Bartimaeus is bold with responding to Jesus' question: ‘What do you want me to do for you?’ when he answers ‘My teacher, let me see again.’ It's the same questions as the disciples got in v.36, but a very different answer.
And Jesus' response to the request is different too. He says, "Go; your faith has made you well." Immediately Bartimaeus regained his sight and followed him on the way. In Mark's Gospel, he is the only one of the people healed by Jesus who then followed him.
Bartimaeus has a clear identity in the Jericho community. He is a beggar; he can beg, but he is not to cry out and bother people, particularly rabbis leaving the city. Our identity is based on our social relationships. Bartimaeus' relationships are based on him being the one receiving assistance and speaking when spoken to, not speaking out. But Bartimaeus pushes the boundary of this identity by crying out to Jesus, and by declaring Jesus as “Son of David” - a strong statement linked to the Messianic vision.
We then see Jesus using his identity as rabbi with his position of culturally-granted power to call Bartimaeus forward. I wonder if Jesus might have also heard the “Son of David” phrase (the first time in the book of Mark) and been reminded of his identity beyond the socially-assigned ones. Did something stir in Jesus to act?
In any case, Bartimaeus pushes the boundaries of identity again and throws off his identifying beggar clothes to approach Jesus. Finally, we see Jesus using his position of God-granted power to give Bartimaeus a new identity of someone with the ability to see and Bartimaeus takes on the identity of a follower of Jesus.

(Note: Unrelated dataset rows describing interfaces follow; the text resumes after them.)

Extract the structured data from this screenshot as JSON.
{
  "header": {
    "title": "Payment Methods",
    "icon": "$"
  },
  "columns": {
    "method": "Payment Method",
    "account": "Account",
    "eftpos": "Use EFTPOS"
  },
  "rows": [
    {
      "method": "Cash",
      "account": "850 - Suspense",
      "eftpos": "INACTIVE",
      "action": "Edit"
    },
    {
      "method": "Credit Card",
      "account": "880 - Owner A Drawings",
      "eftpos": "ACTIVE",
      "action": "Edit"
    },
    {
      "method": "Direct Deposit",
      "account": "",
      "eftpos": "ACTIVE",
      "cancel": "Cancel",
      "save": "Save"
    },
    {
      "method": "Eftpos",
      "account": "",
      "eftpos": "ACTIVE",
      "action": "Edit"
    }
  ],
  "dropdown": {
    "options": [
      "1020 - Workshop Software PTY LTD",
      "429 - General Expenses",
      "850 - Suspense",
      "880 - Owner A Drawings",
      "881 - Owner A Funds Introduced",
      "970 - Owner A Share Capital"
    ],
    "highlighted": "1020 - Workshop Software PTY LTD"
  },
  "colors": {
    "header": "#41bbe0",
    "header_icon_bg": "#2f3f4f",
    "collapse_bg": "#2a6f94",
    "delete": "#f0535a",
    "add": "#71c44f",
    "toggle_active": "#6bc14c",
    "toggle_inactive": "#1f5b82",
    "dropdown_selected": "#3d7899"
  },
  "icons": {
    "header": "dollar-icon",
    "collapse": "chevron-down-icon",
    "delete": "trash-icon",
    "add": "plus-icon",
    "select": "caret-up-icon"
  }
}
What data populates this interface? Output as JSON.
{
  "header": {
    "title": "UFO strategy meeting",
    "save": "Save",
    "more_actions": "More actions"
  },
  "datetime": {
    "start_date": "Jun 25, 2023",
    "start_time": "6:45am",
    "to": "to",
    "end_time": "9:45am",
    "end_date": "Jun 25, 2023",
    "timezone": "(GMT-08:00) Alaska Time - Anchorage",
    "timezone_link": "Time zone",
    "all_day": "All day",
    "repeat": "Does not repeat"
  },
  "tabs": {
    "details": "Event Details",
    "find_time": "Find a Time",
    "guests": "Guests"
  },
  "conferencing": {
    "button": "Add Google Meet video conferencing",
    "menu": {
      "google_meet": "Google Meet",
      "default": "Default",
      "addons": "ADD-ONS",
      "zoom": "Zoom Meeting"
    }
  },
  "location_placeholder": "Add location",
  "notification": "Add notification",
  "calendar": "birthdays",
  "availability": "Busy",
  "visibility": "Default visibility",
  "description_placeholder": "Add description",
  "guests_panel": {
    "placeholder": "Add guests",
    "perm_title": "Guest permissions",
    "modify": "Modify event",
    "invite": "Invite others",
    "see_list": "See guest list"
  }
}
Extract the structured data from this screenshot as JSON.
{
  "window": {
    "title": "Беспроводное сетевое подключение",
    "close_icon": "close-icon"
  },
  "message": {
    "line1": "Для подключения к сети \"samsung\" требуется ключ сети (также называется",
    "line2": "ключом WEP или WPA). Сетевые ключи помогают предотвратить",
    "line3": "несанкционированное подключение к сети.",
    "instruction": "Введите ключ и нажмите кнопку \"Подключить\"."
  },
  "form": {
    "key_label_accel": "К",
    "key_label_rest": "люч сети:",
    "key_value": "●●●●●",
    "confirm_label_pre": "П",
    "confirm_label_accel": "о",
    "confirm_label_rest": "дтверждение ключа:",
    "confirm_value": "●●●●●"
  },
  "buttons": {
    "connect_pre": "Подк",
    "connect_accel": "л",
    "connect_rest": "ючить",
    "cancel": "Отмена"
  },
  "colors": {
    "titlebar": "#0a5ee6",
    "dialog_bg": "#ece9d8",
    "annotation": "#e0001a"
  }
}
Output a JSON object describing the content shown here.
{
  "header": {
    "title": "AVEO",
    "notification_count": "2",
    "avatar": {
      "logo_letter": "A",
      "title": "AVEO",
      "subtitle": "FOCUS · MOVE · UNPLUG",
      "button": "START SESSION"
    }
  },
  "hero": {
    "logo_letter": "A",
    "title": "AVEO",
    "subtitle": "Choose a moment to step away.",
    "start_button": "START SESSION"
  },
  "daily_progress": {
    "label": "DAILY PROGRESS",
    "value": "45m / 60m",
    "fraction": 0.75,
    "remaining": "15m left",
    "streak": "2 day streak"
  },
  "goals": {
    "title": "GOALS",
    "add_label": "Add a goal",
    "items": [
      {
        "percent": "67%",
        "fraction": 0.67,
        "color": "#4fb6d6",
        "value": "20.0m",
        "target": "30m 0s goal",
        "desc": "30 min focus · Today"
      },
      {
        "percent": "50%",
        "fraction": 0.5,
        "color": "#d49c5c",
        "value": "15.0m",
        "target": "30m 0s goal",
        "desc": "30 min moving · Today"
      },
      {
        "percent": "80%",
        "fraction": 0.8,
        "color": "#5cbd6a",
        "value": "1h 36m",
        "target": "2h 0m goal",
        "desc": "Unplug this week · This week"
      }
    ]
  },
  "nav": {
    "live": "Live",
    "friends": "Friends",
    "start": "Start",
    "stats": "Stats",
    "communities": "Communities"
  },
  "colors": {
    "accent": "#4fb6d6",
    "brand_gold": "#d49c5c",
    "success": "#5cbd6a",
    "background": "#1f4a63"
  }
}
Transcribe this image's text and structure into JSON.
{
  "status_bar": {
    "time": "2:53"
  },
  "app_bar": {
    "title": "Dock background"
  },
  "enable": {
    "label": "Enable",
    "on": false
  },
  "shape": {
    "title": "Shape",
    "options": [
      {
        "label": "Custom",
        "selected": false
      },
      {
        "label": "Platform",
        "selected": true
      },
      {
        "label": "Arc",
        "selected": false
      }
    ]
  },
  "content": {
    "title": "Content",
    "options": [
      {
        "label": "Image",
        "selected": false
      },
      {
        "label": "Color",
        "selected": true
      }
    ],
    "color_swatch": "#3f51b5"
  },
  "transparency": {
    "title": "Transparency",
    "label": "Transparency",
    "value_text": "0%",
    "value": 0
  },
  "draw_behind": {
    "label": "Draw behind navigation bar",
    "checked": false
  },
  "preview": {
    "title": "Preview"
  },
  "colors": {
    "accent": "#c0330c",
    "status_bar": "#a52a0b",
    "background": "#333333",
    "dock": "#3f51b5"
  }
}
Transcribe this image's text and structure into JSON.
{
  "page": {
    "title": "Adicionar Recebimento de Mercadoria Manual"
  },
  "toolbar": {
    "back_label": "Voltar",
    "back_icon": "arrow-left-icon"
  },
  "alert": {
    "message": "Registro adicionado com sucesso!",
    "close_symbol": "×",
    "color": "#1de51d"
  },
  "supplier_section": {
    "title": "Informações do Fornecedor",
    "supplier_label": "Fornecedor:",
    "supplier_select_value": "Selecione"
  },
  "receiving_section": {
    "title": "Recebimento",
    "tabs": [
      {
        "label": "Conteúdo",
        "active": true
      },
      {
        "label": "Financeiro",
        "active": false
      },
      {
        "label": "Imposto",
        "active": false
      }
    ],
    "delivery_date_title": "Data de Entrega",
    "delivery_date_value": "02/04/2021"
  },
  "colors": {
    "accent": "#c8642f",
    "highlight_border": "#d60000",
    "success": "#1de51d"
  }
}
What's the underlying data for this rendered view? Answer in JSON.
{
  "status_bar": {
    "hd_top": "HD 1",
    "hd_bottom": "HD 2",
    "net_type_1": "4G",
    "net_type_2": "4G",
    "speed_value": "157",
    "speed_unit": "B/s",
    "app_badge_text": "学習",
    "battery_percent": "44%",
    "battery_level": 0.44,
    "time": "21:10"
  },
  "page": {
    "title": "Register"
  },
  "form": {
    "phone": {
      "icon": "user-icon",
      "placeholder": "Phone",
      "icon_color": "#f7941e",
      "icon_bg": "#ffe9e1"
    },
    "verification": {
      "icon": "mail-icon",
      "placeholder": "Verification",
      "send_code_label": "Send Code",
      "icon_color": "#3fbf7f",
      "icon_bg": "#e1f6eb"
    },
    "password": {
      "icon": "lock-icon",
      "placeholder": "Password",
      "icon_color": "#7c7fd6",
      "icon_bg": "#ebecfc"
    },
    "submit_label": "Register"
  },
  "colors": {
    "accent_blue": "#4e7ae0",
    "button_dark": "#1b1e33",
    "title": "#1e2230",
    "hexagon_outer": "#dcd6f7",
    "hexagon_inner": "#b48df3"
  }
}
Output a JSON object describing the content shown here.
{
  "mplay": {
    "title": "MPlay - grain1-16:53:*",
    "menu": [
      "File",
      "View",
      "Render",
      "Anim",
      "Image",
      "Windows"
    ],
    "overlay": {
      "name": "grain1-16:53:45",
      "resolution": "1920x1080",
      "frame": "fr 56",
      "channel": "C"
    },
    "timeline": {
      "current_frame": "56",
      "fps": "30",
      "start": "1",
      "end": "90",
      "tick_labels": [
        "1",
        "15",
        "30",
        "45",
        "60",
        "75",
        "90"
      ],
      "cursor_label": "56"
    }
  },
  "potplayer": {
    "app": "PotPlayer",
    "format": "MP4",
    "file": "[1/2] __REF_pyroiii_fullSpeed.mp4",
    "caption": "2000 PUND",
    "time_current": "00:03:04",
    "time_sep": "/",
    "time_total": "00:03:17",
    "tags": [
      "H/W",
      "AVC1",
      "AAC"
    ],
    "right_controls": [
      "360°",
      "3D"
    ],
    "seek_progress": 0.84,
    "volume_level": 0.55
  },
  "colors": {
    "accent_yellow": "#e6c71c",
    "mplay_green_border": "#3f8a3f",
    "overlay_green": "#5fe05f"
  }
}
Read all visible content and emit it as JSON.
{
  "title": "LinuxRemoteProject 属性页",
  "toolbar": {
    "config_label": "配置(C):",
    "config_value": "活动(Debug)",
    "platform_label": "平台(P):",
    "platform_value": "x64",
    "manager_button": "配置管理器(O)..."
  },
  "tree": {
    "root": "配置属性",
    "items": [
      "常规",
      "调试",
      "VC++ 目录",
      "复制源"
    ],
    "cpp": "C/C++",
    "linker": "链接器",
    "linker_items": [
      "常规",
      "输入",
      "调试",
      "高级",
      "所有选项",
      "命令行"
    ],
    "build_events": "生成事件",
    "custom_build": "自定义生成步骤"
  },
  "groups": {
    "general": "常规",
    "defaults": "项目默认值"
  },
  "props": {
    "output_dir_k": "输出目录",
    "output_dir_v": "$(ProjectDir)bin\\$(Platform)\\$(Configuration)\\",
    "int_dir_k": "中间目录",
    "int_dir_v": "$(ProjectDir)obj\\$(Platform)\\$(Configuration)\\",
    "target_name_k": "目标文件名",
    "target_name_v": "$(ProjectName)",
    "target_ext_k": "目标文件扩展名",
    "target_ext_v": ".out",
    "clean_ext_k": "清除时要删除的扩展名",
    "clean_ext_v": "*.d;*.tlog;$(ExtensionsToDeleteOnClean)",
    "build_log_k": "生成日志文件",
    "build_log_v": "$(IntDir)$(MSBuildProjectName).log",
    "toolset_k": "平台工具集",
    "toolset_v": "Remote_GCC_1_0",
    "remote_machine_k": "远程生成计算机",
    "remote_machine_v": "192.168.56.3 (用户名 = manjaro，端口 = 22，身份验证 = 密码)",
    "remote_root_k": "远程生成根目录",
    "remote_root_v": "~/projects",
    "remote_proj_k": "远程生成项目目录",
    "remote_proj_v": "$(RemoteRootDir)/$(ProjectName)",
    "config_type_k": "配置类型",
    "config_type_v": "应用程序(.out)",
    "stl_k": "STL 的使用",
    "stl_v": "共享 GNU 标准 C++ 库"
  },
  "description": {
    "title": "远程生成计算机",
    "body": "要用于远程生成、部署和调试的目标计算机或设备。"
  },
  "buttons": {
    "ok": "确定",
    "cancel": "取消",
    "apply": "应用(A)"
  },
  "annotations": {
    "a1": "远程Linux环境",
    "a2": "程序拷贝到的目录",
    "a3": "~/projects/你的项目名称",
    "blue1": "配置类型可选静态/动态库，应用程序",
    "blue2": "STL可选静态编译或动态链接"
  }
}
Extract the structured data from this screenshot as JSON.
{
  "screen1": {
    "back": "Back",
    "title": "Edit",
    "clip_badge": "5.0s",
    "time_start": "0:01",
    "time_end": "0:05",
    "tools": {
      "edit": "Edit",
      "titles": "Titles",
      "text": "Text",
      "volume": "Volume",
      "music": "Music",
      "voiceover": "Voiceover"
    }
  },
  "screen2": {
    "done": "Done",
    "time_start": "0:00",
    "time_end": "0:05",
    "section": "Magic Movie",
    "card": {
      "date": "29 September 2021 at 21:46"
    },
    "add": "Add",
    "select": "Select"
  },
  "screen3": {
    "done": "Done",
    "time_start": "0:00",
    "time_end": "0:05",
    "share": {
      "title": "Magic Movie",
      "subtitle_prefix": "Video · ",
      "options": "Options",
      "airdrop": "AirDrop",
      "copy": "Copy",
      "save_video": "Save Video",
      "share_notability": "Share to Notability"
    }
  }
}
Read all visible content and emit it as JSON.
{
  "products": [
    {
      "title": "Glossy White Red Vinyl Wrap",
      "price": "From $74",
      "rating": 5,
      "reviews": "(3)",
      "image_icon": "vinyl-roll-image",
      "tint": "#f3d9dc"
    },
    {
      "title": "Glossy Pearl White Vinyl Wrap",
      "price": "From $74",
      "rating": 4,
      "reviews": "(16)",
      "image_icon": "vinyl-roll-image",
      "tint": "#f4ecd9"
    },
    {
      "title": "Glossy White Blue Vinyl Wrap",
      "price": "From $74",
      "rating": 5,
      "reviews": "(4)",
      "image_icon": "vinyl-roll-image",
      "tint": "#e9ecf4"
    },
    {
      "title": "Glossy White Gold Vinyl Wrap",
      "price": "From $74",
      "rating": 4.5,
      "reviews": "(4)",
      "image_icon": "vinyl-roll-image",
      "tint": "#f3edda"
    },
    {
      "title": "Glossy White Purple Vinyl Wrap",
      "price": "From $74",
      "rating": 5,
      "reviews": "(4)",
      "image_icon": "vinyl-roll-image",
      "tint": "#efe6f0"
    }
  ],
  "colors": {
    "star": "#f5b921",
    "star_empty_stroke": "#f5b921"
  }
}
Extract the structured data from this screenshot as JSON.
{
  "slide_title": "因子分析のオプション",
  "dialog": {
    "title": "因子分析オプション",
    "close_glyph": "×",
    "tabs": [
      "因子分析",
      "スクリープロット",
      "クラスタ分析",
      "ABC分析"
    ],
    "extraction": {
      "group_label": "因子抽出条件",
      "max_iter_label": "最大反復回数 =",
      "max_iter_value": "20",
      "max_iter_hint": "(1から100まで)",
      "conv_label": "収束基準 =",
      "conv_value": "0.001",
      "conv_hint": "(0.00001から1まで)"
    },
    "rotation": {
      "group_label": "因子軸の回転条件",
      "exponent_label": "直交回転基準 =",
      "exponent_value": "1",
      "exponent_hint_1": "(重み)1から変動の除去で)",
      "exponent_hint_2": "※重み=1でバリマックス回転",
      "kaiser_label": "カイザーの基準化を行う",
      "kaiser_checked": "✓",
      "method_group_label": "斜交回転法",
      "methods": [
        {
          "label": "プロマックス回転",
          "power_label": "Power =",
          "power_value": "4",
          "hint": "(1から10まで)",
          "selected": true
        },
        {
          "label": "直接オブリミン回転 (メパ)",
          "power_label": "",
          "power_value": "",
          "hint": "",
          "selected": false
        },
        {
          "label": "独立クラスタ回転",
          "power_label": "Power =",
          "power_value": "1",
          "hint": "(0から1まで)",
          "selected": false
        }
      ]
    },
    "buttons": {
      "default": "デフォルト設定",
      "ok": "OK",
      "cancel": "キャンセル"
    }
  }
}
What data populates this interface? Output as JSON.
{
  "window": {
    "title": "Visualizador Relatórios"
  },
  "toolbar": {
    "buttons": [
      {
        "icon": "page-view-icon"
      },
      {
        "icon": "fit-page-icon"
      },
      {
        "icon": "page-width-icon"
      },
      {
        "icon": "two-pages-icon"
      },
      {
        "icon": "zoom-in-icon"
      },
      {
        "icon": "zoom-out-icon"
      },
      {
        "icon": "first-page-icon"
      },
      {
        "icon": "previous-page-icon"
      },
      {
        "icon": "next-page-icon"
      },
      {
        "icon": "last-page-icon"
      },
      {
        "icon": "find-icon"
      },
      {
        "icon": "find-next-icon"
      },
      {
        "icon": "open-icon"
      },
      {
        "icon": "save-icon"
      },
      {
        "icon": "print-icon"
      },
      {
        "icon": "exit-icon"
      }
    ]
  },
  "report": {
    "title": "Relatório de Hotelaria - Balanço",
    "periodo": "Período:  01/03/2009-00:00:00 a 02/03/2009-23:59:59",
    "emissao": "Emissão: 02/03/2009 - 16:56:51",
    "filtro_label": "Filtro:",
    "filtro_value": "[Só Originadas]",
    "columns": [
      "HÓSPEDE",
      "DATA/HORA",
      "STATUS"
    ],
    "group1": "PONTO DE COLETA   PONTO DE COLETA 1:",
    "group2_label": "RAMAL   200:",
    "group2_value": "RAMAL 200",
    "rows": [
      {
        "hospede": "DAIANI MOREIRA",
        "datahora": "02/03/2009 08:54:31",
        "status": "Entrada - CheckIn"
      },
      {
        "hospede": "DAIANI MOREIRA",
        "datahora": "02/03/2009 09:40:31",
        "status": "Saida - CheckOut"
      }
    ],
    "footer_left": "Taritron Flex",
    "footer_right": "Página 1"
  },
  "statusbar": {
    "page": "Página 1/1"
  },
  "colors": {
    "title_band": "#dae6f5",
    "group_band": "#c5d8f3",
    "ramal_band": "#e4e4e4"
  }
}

By choosing to approach Jesus, and crying out for God’s help, we start to let go of the identities given to us by the world. In the process, we are better able to see. And with our better vision, we see what Bartimaeus sees: the Messiah in the Nazarene, the one who can and does change our identities, our relationships to each other in society, who turns the social structure upside down in which the least are greatest and the greatest are the least -- God's plan for shalom in the world.
When we see what God's mission is in the world and the beauty of the transformation taking place in people's relationships and identities, we want to respond by becoming followers of Jesus and participate in this amazing work.
What would it look like for us as a faith community to cry out to God, step away from our assigned identities, and take the risk of following Jesus into a new identity? What kind of healing would we find if we would surrender what we hang on to from our past identities, like certain structures and images of church? Could we even shed the cloaks of our patterns of interaction, and embrace new ways of being a faithful community in our society? What would that mean for our relationships with recent immigrant communities? With our indigenous neighbours? With the stories we tell and conversations we have about the world around us?
This is a challenge. And I may not be up to the risk that it takes. But I believe that we are not alone in the journey. The fumbling, blind, inept disciples of Mark went through this and somehow were granted the grace to become the body of Christ. This faith community continues the journey, constantly crying out for healing and being transformed by God's power. All we need to do is be willing to throw off our cloaks and step out in faith to follow Jesus' way.